“We only work on weekends. On holidays and days-off. And on a special weekday sometimes,” one of the five coachmen told, “Exploring Greece.” On Black Friday, the coachman we talked to and his colleagues will go down to Kifissia Square again. There’s going to be a lot of people on the streets. More and more people will choose to take the classic tour of the city.
Starting from Levidou Street, the carriages make the tour of Kifissia District. A 15 to 20-minute ride. The carriage starts from the centre. The horse climbs upwards. It leaves the malls and shops and enters the area of old houses.
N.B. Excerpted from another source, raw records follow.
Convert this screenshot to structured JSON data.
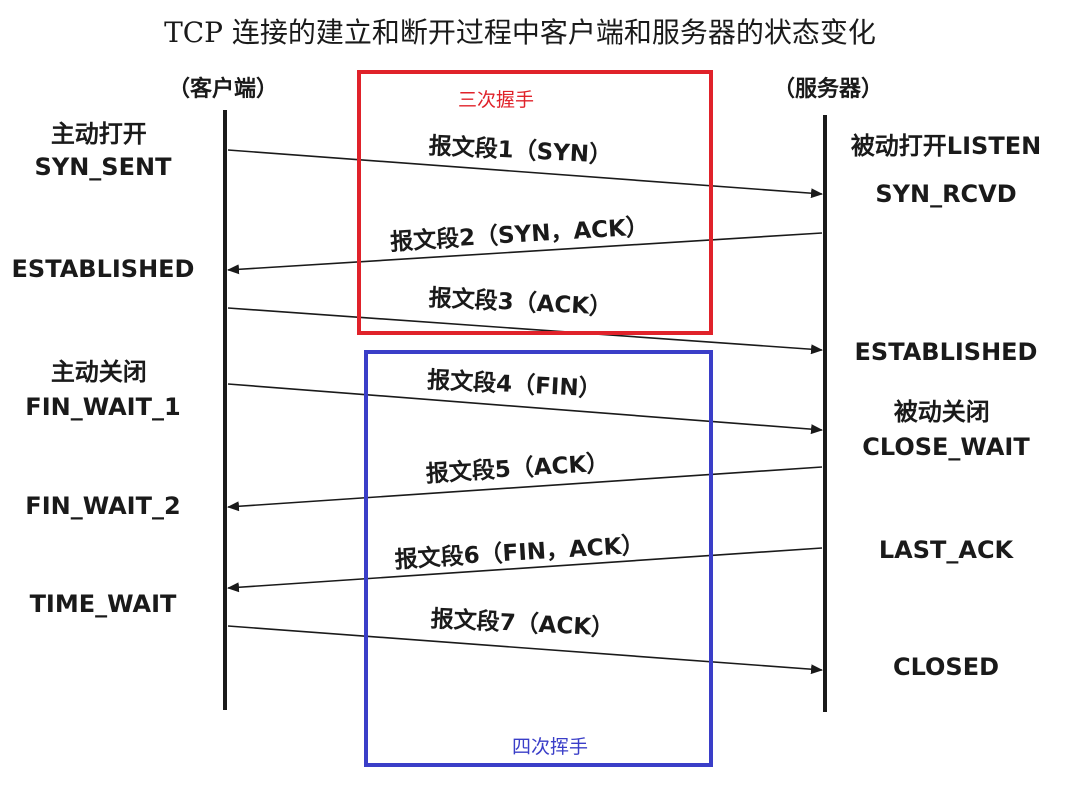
{
  "title": "TCP 连接的建立和断开过程中客户端和服务器的状态变化",
  "client": {
    "header": "（客户端）",
    "states": [
      {
        "lines": [
          "主动打开",
          "SYN_SENT"
        ]
      },
      {
        "lines": [
          "ESTABLISHED"
        ]
      },
      {
        "lines": [
          "主动关闭",
          "FIN_WAIT_1"
        ]
      },
      {
        "lines": [
          "FIN_WAIT_2"
        ]
      },
      {
        "lines": [
          "TIME_WAIT"
        ]
      }
    ]
  },
  "server": {
    "header": "（服务器）",
    "states": [
      {
        "lines": [
          "被动打开LISTEN"
        ]
      },
      {
        "lines": [
          "SYN_RCVD"
        ]
      },
      {
        "lines": [
          "ESTABLISHED"
        ]
      },
      {
        "lines": [
          "被动关闭",
          "CLOSE_WAIT"
        ]
      },
      {
        "lines": [
          "LAST_ACK"
        ]
      },
      {
        "lines": [
          "CLOSED"
        ]
      }
    ]
  },
  "segments": [
    {
      "label": "报文段1（SYN）",
      "direction": "client-to-server"
    },
    {
      "label": "报文段2（SYN，ACK）",
      "direction": "server-to-client"
    },
    {
      "label": "报文段3（ACK）",
      "direction": "client-to-server"
    },
    {
      "label": "报文段4（FIN）",
      "direction": "client-to-server"
    },
    {
      "label": "报文段5（ACK）",
      "direction": "server-to-client"
    },
    {
      "label": "报文段6（FIN，ACK）",
      "direction": "server-to-client"
    },
    {
      "label": "报文段7（ACK）",
      "direction": "client-to-server"
    }
  ],
  "boxes": {
    "handshake": {
      "label": "三次握手",
      "color": "#e0222a"
    },
    "wave": {
      "label": "四次挥手",
      "color": "#3a3ec8"
    }
  },
  "colors": {
    "ink": "#1a1a1a"
  }
}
The image that Kifissia had when it was still just a suburb.
Who’s going for a ride with the carriages today? “The kids”, tells us at once the coachman who took us for a ride. “Greek or foreign?” we asked him.“We have both Greeks and foreigners. ‘Fifty-fifty’ “ he replied. Our coachman maintains his stable and takes care of his horse. “I always liked horses. I love them.” That’s why he was involved in the carriage business. He didn’t inherit the profession, nor did one of his relatives ever.
In the summer he takes his “shop” and goes to Tinos Island (an island in the Cyclades, in the Aegean Sea, where there is a great pilgrimage to the Temple of the Virgin Mary every summer especially on the 15th of August when the Assumption of the Virgin Mary is celebrated). The rest of the time they’re at their hangout in Kifissia Square. “We are invited to weddings and baptisms. We’re having a hard time getting by. It’s not like it used to be. But we like it,” he says.
We climbed on a carriage inspired by the Victorian carriages. They came to Greece in 1850. During King Otto’s reign. Since then, the pattern was copied and their construction was continued. The coachmen are dressed in the style of that era. Jacket, vest, hat, coat. The horses in Kifissia Square are waiting patiently. They now know their itinerary and offer a quiet ride. Their owners are waiting patiently.
It’s said that in the late 1960s, the licenses for coachmen were 72. Today there are only five coachmen. If you choose to take the tour of Kifissia district, you will spend a relaxing time of 15-20 minutes. A tourist in your own town. It might not be a ride of a lifetime. But it is a ride taken out of the life of Greece. From the life of the Old Athens.